Material provided Block Start

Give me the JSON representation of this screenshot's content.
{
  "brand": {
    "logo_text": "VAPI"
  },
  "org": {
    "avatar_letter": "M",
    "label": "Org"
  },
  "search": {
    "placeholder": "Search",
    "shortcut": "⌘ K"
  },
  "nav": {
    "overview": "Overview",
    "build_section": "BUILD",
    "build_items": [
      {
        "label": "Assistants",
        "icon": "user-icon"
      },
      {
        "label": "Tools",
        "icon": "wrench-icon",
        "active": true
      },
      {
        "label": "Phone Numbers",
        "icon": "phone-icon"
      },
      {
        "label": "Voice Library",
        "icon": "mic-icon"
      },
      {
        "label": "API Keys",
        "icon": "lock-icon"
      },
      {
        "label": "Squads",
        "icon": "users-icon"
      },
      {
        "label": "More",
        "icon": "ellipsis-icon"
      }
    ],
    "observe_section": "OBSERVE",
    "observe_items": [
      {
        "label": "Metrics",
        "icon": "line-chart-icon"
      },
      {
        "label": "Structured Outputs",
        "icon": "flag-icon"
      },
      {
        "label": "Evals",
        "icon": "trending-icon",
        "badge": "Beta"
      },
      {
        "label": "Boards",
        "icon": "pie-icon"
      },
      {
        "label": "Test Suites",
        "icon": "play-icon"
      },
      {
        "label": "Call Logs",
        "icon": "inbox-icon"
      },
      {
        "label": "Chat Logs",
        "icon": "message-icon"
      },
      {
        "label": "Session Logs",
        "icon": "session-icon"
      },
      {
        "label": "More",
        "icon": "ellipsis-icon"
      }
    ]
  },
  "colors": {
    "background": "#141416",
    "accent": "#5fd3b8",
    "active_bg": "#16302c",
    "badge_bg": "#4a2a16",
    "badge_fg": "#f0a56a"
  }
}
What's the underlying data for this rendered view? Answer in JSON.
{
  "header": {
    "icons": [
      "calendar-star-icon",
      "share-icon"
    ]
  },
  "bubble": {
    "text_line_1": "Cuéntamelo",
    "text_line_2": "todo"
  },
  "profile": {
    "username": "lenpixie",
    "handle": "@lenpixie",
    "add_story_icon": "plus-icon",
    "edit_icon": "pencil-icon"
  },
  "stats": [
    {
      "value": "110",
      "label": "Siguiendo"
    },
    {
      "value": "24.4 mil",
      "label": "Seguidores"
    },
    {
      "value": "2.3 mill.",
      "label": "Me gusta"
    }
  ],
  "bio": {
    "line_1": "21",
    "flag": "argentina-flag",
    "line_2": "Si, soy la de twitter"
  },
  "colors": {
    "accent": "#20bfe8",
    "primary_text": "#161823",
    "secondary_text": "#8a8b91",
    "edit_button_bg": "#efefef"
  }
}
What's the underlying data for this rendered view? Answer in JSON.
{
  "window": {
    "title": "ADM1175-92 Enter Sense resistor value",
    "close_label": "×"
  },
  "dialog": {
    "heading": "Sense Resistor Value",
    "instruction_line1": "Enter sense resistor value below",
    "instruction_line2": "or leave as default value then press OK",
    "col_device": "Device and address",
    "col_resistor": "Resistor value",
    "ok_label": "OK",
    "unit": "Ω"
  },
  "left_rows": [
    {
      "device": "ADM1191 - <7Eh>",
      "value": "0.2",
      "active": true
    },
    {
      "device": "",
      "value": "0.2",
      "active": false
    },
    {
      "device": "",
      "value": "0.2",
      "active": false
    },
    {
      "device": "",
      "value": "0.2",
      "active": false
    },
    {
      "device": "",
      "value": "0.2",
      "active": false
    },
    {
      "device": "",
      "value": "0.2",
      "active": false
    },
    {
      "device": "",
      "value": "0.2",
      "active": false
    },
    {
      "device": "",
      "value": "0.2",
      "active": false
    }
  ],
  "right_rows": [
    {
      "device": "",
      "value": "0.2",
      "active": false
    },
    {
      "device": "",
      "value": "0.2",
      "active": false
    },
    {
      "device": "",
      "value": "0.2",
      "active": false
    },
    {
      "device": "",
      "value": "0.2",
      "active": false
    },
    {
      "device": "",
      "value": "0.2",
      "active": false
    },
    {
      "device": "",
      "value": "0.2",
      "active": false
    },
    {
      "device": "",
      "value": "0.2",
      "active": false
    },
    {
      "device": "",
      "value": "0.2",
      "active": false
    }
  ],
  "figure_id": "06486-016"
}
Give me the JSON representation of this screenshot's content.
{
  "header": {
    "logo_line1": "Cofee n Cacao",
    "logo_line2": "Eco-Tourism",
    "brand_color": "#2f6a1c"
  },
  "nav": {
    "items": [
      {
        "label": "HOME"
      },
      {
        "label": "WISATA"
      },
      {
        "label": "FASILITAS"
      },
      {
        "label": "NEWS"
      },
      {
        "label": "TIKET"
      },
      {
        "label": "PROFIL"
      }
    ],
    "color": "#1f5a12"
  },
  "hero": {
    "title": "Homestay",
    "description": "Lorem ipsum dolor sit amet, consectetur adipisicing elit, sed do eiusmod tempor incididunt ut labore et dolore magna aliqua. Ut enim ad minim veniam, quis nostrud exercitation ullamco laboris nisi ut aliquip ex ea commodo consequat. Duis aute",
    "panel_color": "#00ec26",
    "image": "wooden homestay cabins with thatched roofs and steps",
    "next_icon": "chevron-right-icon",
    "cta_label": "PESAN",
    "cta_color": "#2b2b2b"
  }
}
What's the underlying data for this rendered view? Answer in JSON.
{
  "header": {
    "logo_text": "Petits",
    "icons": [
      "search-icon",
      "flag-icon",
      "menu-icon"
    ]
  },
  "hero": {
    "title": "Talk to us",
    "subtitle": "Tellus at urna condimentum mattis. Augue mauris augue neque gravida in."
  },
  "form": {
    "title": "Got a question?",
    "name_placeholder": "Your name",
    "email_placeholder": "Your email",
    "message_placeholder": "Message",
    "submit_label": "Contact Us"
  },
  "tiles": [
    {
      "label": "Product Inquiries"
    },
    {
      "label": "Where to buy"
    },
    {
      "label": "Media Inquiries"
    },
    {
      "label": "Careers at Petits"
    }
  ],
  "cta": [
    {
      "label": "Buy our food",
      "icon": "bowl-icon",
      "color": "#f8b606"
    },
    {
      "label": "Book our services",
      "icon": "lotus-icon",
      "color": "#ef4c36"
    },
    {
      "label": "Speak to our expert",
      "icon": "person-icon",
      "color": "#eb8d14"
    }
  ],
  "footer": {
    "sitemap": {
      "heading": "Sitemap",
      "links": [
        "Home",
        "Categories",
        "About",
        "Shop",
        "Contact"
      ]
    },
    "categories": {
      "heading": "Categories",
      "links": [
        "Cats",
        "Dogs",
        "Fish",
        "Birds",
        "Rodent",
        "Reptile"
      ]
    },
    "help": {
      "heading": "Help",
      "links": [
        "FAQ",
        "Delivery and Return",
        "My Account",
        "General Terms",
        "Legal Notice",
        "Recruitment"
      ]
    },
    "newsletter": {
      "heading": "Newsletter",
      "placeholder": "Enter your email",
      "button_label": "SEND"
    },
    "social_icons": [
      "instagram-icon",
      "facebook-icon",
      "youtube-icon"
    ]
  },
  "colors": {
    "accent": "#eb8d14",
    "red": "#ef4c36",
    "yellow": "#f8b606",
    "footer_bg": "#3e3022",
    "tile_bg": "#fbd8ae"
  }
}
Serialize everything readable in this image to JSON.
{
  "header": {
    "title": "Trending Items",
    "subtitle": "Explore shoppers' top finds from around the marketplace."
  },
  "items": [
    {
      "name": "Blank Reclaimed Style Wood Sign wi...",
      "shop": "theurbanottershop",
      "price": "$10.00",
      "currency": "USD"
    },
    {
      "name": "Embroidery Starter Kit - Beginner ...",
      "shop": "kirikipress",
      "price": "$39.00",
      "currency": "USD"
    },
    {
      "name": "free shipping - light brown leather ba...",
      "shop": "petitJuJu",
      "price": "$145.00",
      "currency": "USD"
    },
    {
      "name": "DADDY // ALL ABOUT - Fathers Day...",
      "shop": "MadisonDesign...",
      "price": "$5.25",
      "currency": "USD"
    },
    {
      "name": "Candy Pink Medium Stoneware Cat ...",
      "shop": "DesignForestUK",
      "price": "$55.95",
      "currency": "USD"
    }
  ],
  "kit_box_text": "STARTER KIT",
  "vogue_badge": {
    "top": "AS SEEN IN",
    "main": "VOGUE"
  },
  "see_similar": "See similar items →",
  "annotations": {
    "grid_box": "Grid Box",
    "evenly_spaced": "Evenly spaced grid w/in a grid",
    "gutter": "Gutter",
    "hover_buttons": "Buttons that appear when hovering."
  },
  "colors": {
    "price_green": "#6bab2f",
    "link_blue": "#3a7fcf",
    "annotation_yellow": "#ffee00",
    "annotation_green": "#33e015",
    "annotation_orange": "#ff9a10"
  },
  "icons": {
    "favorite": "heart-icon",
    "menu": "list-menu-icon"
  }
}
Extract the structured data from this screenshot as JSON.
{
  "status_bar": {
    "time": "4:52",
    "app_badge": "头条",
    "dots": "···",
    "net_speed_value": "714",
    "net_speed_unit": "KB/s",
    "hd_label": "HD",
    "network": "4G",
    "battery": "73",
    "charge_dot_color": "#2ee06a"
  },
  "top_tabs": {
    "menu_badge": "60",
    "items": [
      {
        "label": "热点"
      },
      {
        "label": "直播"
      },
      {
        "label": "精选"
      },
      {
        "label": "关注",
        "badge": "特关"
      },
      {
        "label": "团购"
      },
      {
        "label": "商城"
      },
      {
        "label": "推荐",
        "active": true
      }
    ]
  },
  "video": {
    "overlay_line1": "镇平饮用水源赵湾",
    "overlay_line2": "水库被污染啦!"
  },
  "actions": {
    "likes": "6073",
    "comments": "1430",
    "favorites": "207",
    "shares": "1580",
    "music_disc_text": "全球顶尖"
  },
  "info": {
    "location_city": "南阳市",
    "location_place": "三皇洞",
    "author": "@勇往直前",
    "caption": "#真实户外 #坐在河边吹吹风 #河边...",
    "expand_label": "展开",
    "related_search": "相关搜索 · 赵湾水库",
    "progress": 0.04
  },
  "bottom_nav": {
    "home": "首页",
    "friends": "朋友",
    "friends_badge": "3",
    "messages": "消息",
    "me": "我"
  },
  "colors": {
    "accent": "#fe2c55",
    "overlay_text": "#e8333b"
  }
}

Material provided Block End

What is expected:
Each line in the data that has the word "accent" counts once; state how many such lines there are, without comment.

Solution to this problem:
4